(Data supplied begins)
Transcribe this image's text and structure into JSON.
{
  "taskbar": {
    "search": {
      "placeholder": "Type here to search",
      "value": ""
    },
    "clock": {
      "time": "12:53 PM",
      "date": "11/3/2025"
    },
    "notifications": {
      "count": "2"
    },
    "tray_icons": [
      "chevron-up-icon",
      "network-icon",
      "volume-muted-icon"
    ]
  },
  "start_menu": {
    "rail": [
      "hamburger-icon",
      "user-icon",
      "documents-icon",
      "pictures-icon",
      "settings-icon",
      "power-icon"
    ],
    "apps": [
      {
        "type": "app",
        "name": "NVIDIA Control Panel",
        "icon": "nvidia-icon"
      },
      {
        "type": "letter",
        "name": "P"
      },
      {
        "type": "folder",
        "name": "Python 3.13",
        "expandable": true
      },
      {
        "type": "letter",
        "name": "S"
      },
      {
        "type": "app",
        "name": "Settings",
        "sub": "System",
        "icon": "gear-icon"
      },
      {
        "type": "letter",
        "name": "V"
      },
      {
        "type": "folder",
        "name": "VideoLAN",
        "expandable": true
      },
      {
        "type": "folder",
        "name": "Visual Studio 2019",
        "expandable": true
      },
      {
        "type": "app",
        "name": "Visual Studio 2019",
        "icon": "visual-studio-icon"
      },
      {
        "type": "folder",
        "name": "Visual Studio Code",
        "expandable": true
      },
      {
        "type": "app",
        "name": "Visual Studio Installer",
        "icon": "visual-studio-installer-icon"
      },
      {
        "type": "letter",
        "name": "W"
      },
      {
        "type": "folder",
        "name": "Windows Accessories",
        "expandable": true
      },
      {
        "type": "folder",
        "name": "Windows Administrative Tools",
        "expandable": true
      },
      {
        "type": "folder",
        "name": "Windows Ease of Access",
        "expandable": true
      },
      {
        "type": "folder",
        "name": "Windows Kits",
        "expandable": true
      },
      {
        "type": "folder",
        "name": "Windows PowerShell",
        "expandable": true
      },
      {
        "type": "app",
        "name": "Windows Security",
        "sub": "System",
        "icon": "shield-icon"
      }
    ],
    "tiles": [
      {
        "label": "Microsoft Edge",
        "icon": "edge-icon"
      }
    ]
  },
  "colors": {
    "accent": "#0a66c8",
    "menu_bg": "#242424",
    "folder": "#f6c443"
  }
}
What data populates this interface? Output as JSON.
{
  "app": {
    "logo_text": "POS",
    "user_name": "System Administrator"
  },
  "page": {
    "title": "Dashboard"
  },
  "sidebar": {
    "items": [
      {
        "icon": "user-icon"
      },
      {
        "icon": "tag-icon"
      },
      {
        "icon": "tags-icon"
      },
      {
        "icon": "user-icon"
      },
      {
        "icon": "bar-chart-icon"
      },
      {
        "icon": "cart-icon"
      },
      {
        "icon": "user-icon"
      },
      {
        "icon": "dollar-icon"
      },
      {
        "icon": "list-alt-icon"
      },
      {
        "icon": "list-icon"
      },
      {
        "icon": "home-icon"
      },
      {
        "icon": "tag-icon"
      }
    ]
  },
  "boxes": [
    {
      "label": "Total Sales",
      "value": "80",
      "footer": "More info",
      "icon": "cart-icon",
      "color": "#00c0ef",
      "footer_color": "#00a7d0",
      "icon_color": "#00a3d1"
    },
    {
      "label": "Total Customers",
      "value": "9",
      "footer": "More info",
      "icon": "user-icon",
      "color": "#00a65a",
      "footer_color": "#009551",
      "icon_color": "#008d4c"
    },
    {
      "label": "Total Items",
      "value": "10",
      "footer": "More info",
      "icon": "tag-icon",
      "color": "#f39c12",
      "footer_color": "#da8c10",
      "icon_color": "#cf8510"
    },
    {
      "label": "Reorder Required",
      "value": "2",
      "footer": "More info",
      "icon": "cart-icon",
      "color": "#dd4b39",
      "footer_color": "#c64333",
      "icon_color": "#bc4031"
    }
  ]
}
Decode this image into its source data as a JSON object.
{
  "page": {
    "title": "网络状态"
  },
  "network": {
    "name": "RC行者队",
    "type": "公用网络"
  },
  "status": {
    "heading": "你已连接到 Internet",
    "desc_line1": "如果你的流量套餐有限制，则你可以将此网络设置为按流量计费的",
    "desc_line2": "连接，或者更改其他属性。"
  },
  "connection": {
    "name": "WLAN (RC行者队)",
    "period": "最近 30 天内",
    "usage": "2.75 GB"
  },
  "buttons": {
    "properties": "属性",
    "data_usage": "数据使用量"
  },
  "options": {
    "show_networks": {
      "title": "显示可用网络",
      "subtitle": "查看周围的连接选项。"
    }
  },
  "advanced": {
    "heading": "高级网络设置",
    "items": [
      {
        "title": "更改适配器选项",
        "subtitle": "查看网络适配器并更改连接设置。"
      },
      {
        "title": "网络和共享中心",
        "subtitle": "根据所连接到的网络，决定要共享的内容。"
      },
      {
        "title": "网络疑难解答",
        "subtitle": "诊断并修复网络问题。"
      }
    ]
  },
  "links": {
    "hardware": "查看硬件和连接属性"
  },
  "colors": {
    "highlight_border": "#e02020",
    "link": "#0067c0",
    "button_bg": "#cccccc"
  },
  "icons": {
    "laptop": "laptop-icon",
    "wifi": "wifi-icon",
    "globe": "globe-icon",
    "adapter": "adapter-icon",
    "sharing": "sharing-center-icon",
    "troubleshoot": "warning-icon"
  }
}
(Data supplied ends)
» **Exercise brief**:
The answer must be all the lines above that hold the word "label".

» **Written reply**:
        "label": "Microsoft Edge",
      "label": "Total Sales",
      "label": "Total Customers",
      "label": "Total Items",
      "label": "Reorder Required",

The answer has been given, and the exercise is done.